To that early point in my career, every single "415-family" I'd responded to -- there were many -- had a male suspect, female victim. I learned that night that women can be DV offenders, and I've not forgotten it.

In fact, a couple of years later I rolled on a DV homicide whose suspect, a white-haired, grandmotherly type, had stabbed her husband to death. On their anniversary. Which, her hubby, having spent the evening in a neighborhood bar, had forgotten. On one occasion I found myself in a knock-down/drag-out with a another woman DV offender, this one a 170-pound light heavyweight with the tenacity of a cobra and the strength of an ox.
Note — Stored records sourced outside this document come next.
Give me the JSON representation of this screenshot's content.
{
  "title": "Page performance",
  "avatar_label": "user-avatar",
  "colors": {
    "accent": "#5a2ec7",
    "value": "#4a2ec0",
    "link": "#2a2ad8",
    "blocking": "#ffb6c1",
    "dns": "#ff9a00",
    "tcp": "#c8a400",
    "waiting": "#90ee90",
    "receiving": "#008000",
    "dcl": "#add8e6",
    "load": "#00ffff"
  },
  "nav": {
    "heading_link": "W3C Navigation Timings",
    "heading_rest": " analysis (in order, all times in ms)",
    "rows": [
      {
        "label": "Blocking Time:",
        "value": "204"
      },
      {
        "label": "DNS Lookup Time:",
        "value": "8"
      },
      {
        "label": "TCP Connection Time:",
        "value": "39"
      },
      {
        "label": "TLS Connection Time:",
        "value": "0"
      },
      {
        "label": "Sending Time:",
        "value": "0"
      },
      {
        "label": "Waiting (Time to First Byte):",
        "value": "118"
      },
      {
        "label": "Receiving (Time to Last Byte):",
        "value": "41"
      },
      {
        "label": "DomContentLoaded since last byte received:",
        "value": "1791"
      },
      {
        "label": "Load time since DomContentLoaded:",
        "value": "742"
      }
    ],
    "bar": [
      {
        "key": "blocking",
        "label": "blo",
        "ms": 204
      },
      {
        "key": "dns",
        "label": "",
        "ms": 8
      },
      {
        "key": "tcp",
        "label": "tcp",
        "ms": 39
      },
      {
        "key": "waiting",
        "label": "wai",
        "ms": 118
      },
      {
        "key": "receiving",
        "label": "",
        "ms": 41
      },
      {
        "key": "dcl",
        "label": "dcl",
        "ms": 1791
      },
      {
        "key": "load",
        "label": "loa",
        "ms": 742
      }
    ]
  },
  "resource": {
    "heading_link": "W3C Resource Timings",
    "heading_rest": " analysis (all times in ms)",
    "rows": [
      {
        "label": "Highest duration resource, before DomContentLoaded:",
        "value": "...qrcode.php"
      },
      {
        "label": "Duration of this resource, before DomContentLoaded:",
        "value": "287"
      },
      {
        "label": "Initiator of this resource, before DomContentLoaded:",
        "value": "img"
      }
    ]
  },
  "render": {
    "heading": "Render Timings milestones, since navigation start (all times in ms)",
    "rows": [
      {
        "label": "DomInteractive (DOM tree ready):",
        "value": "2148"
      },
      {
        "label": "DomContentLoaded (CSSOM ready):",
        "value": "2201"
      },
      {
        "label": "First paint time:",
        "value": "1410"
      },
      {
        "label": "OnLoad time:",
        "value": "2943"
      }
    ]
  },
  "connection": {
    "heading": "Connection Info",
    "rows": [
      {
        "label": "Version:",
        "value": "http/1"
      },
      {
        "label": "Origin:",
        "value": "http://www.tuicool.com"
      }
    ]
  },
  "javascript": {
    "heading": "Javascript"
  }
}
So, yes, I know women can be physically violent DV offenders. Ignoring this reality in individual cases is not the answer, especially for those men who have been victimized by their women partners, and who have been disbelieved by the authorities, thrown out of their homes, convicted in court, lost their kids, their jobs, their freedom. It happens, and it's wrong.

However.

Numerous studies make clear that women are significantly more likely than men to be stalked, sexually assaulted, seriously injured or killed by their intimate partners.

Which is why it is critical that congress reauthorize the Violence Against Women Act, including its new provisions that offer help to Native American women, the LGBT community and immigrants, groups that, to date, have been denied the full protection of VAWA.

The Senate has passed the new bill. But the men of the House, perhaps a majority, now threaten to defeat it. I don't think that will happen, but it is possible they will water it down. And that would be a tragic mistake.

Most police officers understand that family violence is a precursor to all other forms of violence, that children who grow up in a violent home are far more likely, as they move into adolescence and adulthood, to resort to fists, guns, knives, baseball bats or hammers to resolve differences. Cops know that early intervention can save a life. They also know that how they handle the call can have a tremendous impact on the future lives of any children present in the home.

If one of the reasons for House opposition is that the bill is unfair to men (a notion they'd most likely express only in secret), those opponents might want to look at VAWA's effect on police training.

It wasn't all that hard for me to ascertain the primary aggressor on that call in San Diego, but discerning legal culpability can be a tricky proposition. The more training officers have the more likely it is they'll make the right call. Throughout the country VAWA training grants have dramatically improved police and criminal justice effectiveness in combating sexual and domestic violence.

Listen to this kid, and you'll understand why that's so important.